• **Work request**
Please copy every line of the records below that holds the word "this".

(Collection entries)

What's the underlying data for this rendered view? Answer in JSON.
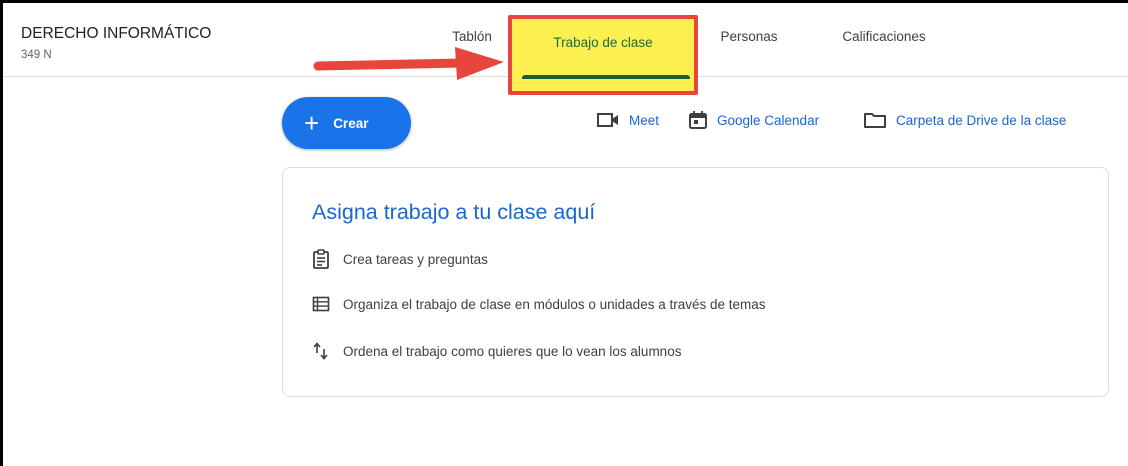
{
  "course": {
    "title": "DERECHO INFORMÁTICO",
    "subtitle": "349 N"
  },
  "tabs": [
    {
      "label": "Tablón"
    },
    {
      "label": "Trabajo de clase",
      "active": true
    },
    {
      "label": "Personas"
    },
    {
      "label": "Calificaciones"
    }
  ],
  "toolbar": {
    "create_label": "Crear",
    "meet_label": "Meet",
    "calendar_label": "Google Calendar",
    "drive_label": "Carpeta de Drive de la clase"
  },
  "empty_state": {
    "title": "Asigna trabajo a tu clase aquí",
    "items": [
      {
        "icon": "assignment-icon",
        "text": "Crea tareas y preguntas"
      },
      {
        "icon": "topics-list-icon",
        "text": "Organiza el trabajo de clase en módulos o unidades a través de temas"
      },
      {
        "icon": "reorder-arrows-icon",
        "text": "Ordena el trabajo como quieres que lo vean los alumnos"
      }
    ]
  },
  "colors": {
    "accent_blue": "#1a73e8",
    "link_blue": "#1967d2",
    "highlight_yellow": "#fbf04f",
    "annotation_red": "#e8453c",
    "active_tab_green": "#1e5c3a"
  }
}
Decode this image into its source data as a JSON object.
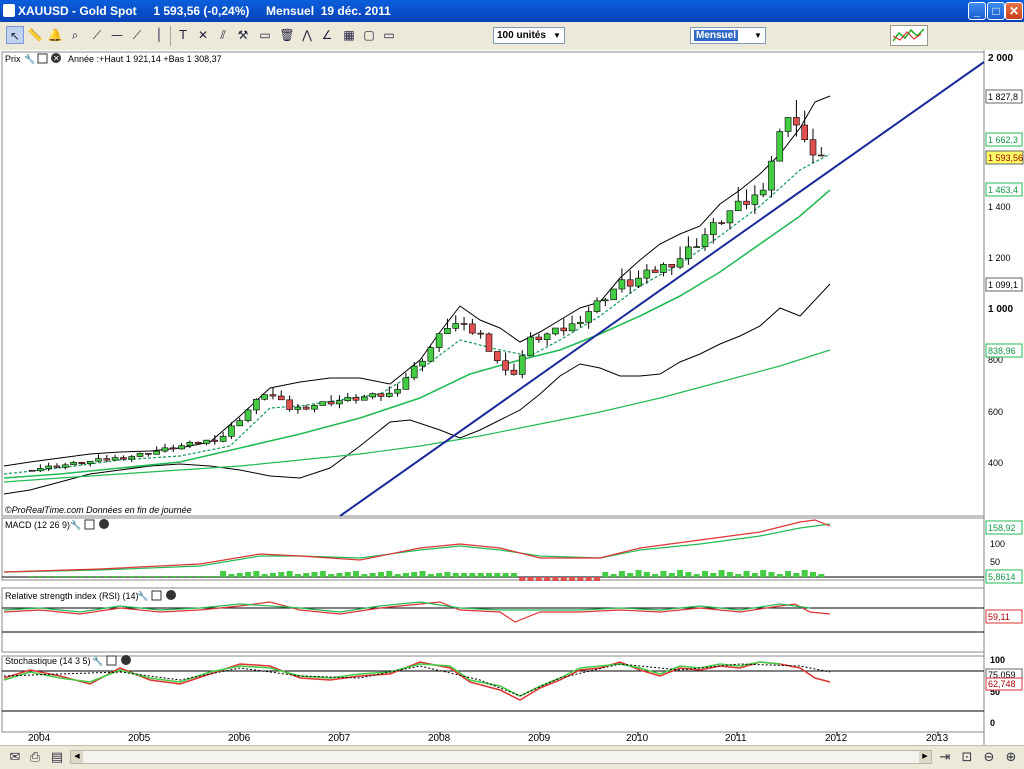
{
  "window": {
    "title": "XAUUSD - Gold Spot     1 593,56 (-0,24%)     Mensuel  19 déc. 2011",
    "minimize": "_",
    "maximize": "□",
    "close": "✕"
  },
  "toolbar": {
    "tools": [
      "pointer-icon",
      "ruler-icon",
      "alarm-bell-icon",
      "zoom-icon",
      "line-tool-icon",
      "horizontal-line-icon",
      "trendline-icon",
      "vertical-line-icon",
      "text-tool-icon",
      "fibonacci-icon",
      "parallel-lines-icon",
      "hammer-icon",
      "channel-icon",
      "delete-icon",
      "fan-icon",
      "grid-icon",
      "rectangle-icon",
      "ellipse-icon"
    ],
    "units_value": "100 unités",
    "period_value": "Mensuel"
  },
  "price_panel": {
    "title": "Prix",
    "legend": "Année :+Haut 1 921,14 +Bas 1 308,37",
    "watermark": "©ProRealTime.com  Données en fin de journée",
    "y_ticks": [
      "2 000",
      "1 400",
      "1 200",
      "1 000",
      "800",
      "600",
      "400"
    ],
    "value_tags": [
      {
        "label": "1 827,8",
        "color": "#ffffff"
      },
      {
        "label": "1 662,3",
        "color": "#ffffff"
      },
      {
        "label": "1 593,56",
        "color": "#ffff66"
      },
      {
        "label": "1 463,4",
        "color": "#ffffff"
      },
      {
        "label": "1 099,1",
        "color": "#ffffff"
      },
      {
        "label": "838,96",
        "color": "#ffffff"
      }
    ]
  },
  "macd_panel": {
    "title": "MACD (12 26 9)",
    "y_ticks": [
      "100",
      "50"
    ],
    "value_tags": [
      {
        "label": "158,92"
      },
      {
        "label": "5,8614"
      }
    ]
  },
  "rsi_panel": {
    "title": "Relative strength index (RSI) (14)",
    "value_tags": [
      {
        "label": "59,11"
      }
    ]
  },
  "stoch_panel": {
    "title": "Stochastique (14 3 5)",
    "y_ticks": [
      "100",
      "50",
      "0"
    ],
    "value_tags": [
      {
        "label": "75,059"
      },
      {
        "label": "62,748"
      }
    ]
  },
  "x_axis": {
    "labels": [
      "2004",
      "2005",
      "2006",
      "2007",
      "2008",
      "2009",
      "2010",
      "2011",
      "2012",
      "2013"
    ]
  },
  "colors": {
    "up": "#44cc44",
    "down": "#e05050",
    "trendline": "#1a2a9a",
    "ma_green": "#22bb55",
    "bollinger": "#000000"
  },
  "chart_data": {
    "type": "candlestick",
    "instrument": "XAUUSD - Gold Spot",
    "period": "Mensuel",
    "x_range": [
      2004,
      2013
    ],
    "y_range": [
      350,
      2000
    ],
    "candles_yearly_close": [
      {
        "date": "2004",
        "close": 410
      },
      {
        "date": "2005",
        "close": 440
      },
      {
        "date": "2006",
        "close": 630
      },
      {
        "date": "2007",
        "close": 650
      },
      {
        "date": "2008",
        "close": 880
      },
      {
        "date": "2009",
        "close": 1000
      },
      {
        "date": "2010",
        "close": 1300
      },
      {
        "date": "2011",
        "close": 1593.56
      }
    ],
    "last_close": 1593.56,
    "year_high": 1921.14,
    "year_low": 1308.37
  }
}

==

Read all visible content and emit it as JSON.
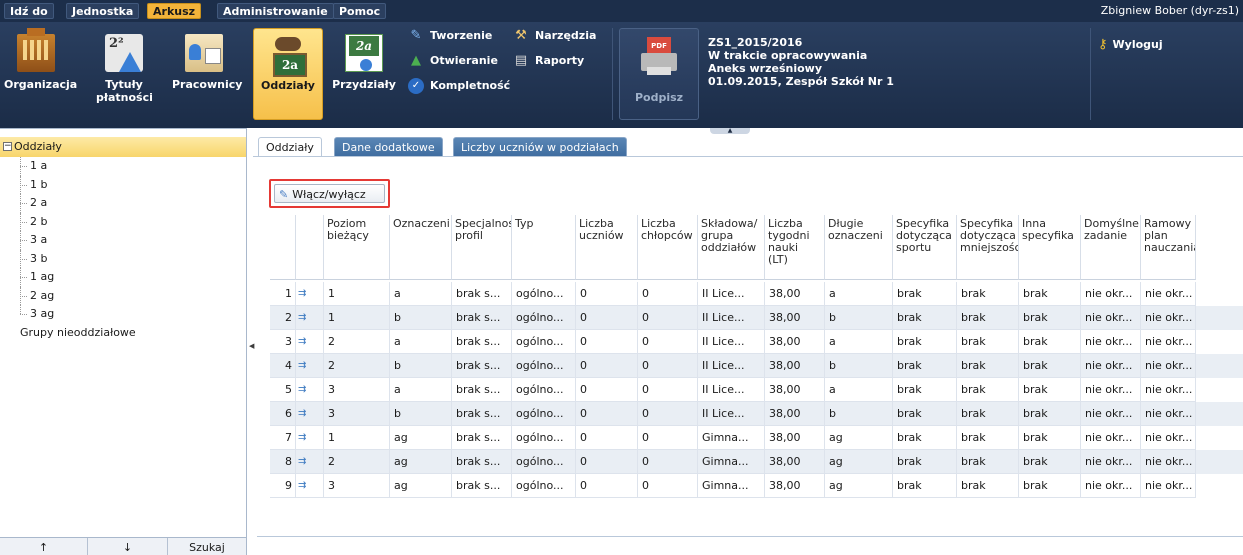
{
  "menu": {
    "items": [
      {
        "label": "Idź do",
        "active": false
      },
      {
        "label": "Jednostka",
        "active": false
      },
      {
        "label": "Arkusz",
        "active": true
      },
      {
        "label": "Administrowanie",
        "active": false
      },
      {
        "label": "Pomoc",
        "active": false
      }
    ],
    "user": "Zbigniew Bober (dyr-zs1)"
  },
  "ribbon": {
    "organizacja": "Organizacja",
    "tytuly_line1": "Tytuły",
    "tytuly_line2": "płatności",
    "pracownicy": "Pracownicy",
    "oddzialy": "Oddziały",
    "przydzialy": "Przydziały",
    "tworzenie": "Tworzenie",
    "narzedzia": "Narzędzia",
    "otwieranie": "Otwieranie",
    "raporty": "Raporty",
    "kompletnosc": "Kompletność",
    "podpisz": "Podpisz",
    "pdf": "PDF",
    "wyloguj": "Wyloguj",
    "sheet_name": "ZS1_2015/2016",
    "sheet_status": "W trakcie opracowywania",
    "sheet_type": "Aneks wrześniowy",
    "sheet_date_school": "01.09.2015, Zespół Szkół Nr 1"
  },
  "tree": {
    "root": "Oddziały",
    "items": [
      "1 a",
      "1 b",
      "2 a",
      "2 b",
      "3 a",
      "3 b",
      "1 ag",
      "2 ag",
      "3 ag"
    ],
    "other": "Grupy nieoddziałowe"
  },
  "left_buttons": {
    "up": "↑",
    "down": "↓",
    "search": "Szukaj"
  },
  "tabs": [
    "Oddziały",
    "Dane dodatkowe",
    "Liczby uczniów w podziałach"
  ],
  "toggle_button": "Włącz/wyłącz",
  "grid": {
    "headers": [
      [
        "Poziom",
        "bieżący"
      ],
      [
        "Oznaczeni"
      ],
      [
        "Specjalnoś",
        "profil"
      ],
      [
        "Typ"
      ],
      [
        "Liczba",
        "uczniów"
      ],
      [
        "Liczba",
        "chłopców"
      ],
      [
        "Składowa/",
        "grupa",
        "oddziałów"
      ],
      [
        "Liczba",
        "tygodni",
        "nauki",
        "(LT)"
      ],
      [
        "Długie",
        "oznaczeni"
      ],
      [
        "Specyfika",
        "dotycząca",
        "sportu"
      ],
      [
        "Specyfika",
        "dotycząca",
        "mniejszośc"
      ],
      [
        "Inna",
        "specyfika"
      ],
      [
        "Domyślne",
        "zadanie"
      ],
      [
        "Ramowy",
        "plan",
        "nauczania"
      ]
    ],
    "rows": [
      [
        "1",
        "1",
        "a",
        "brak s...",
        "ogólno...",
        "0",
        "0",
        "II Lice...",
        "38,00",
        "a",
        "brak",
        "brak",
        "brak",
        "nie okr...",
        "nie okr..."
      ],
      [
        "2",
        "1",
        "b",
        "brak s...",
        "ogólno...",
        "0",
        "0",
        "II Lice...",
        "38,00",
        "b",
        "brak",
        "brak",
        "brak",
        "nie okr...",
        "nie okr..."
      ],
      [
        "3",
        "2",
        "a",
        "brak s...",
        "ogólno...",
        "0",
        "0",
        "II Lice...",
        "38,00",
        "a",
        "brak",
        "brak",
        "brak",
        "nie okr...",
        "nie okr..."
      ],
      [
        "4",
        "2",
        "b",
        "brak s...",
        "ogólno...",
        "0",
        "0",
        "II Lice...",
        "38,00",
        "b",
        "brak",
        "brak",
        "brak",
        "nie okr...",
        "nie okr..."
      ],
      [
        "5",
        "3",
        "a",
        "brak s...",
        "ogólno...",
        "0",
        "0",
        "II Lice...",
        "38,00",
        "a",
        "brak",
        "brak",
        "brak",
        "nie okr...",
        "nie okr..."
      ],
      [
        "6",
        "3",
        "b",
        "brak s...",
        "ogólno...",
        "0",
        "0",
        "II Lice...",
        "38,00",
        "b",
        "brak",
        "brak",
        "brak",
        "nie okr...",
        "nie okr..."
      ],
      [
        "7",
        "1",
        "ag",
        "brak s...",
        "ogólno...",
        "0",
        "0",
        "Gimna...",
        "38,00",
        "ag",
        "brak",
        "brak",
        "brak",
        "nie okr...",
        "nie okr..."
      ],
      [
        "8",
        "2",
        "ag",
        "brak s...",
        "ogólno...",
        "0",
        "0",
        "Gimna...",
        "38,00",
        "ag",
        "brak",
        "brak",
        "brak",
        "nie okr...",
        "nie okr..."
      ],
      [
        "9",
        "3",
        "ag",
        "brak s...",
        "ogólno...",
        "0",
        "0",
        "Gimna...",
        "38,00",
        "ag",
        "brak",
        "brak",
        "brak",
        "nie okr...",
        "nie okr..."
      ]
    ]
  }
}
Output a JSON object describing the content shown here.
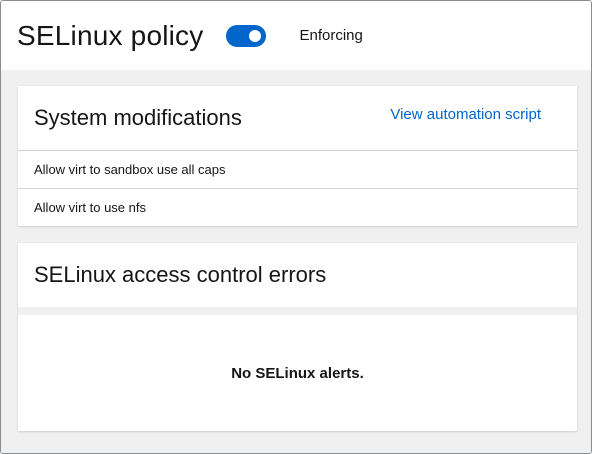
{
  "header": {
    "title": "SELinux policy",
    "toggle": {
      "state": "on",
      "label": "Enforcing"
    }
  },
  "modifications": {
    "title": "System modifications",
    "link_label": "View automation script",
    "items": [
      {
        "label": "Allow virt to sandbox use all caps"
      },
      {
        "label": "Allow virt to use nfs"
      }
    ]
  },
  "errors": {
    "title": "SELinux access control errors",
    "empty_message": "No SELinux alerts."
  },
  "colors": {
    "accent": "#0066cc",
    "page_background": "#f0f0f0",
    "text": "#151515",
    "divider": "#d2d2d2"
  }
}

• **Task result**
What's the underlying data for this rendered view? Answer in JSON.
Decode this image into its source data as a JSON object.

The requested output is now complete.